Jones says the company’s agility is the main difference between SAF and its competitors. “We are more nimble. We are competing against companies that are three or four times our size, and our flexibility is transforming into the ability to accelerate changes,” Jones notes. “We have a finely tuned executive leadership team. We can scale our business up and down and take action in an accelerated way. We are also very nimble on the inflationary aspect to support our customers.”
The Americas evolution in the corporation
SAF Holland is divided into the Europe, Asian Pacific, and Americas regions. Jones heads the Americas region, which comprises the U.S., Canada, and Mexico. In this role, he has focused on building strong relationships with SAF’s suppliers. “We buy from the suppliers. Probably 50 % of our content is purchased steel components that we turn into add value systems,” Jones tells us. “The readaptation on the supply chain area leadership, while facing supply chain problems from China, was the starting point to put a strategy designed to strengthen relationships with key suppliers that existed before and to start looking for with new ones,” he added.
Jones says there was no strategic relationship in place, so he dedicated the next two years to developing the company’s relationships with its suppliers, “they are a key part of this commercial vehicle industry, which is a people business.”
The company is currently evaluating plans for offshore operations, rather than working with a single supply-chain market such as China, India, or Turkey, having seen that this is no longer effective in a post-pandemic world. “In most cases we need to have dual sourcing capabilities. We have been nearshoring more of the secondary sources,” Jones explains. The SAF Holland Americas president explains that while there are great suppliers in different countries, having one single source is a major risk, and the solution is simple given that there are also very competitive suppliers both in the U.S. and Mexico.
Jones underscores the company’s new approach and suggests that the fast decision-making is helping the firm to save millions of dollars in supply chain expedites and cost structures, during a time of high inflation. “We have put ourselves in the right position. We have a new manufacturing plant that we are putting in Mexico. Over 50% of our customers are already manufacturing in Mexico. Nothing new to manufacture there for this industry and we had no production in Mexico before.”
The transformation of SAF Holland Americas, and its new approach with business partners, is an ongoing process that has already achieved results far greater than Jones’s initial expectations, and Jones thanks the whole team effort for these achievements. “I give a lot of credit to our supply chain team in this effort. This is one area that has put in a tremendous amount of effort.
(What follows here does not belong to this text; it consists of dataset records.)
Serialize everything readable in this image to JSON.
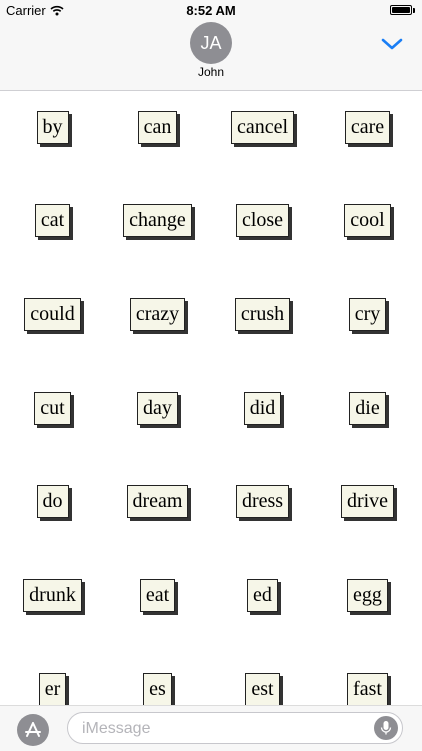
{
  "status_bar": {
    "carrier": "Carrier",
    "time": "8:52 AM",
    "icons": [
      "wifi-icon",
      "battery-icon"
    ]
  },
  "header": {
    "avatar_initials": "JA",
    "contact_name": "John",
    "collapse_icon": "chevron-down-icon"
  },
  "stickers": [
    [
      "by",
      "can",
      "cancel",
      "care"
    ],
    [
      "cat",
      "change",
      "close",
      "cool"
    ],
    [
      "could",
      "crazy",
      "crush",
      "cry"
    ],
    [
      "cut",
      "day",
      "did",
      "die"
    ],
    [
      "do",
      "dream",
      "dress",
      "drive"
    ],
    [
      "drunk",
      "eat",
      "ed",
      "egg"
    ],
    [
      "er",
      "es",
      "est",
      "fast"
    ]
  ],
  "input_bar": {
    "app_icon": "app-store-icon",
    "placeholder": "iMessage",
    "mic_icon": "microphone-icon"
  },
  "colors": {
    "accent": "#1a7ef5",
    "avatar": "#8e8e93",
    "sticker_bg": "#f6f6e8"
  }
}
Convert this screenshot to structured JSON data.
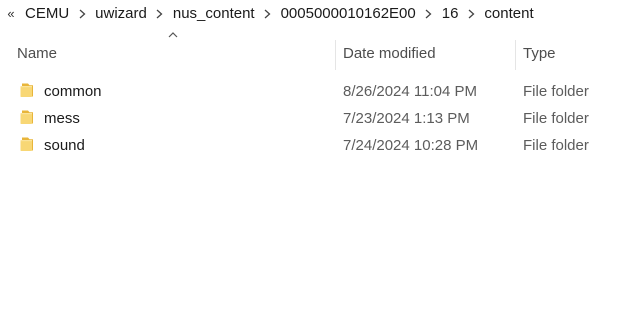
{
  "breadcrumb": {
    "overflow_glyph": "«",
    "items": [
      {
        "label": "CEMU"
      },
      {
        "label": "uwizard"
      },
      {
        "label": "nus_content"
      },
      {
        "label": "0005000010162E00"
      },
      {
        "label": "16"
      },
      {
        "label": "content"
      }
    ]
  },
  "columns": {
    "name": "Name",
    "date": "Date modified",
    "type": "Type"
  },
  "sort": {
    "column": "name",
    "direction": "ascending"
  },
  "files": [
    {
      "name": "common",
      "date": "8/26/2024 11:04 PM",
      "type": "File folder",
      "icon": "folder-icon"
    },
    {
      "name": "mess",
      "date": "7/23/2024 1:13 PM",
      "type": "File folder",
      "icon": "folder-icon"
    },
    {
      "name": "sound",
      "date": "7/24/2024 10:28 PM",
      "type": "File folder",
      "icon": "folder-icon"
    }
  ],
  "colors": {
    "folder_front": "#f8d775",
    "folder_back": "#e8b53a",
    "header_text": "#4d4d4d",
    "secondary_text": "#5c5c5c"
  }
}
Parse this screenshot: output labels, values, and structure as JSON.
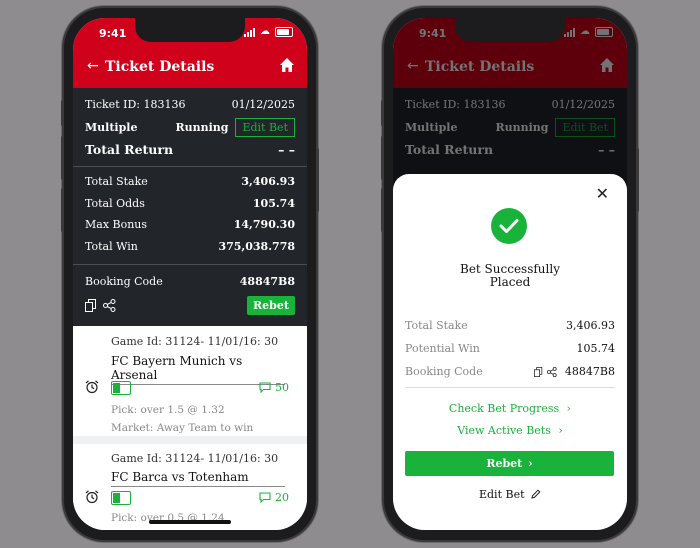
{
  "status": {
    "time": "9:41"
  },
  "appbar": {
    "title": "Ticket Details"
  },
  "ticket": {
    "id_label": "Ticket ID: 183136",
    "date": "01/12/2025",
    "type": "Multiple",
    "status": "Running",
    "edit_bet": "Edit Bet",
    "total_return_label": "Total Return",
    "total_return_value": "– –",
    "total_stake_label": "Total Stake",
    "total_stake_value": "3,406.93",
    "total_odds_label": "Total Odds",
    "total_odds_value": "105.74",
    "max_bonus_label": "Max Bonus",
    "max_bonus_value": "14,790.30",
    "total_win_label": "Total Win",
    "total_win_value": "375,038.778",
    "booking_code_label": "Booking Code",
    "booking_code_value": "48847B8",
    "rebet": "Rebet"
  },
  "games": [
    {
      "game_id": "Game Id: 31124- 11/01/16: 30",
      "teams": "FC Bayern Munich vs Arsenal",
      "count": "50",
      "pick": "Pick: over 1.5 @ 1.32",
      "market": "Market: Away Team to win"
    },
    {
      "game_id": "Game Id: 31124- 11/01/16: 30",
      "teams": "FC Barca vs Totenham",
      "count": "20",
      "pick": "Pick: over 0.5 @ 1.24"
    }
  ],
  "sheet": {
    "success_line1": "Bet Successfully",
    "success_line2": "Placed",
    "total_stake_label": "Total Stake",
    "total_stake_value": "3,406.93",
    "potential_win_label": "Potential Win",
    "potential_win_value": "105.74",
    "booking_code_label": "Booking Code",
    "booking_code_value": "48847B8",
    "check_progress": "Check Bet Progress",
    "view_active": "View Active Bets",
    "rebet": "Rebet",
    "edit_bet": "Edit Bet"
  },
  "colors": {
    "brand_red": "#d0021b",
    "accent_green": "#19b33b",
    "dark_panel": "#22252a"
  }
}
Weekly communication on supply chain constraints, resourcing efforts, validation requirements,” Jones explains.
Beyond the relationship with customers and a renewed business strategy, the company is also becoming more attractive to suppliers. “We have an exciting opportunity for people who want to still be in manufacturing. We are on top of our business, and we are a good company to do this,” Jones finishes.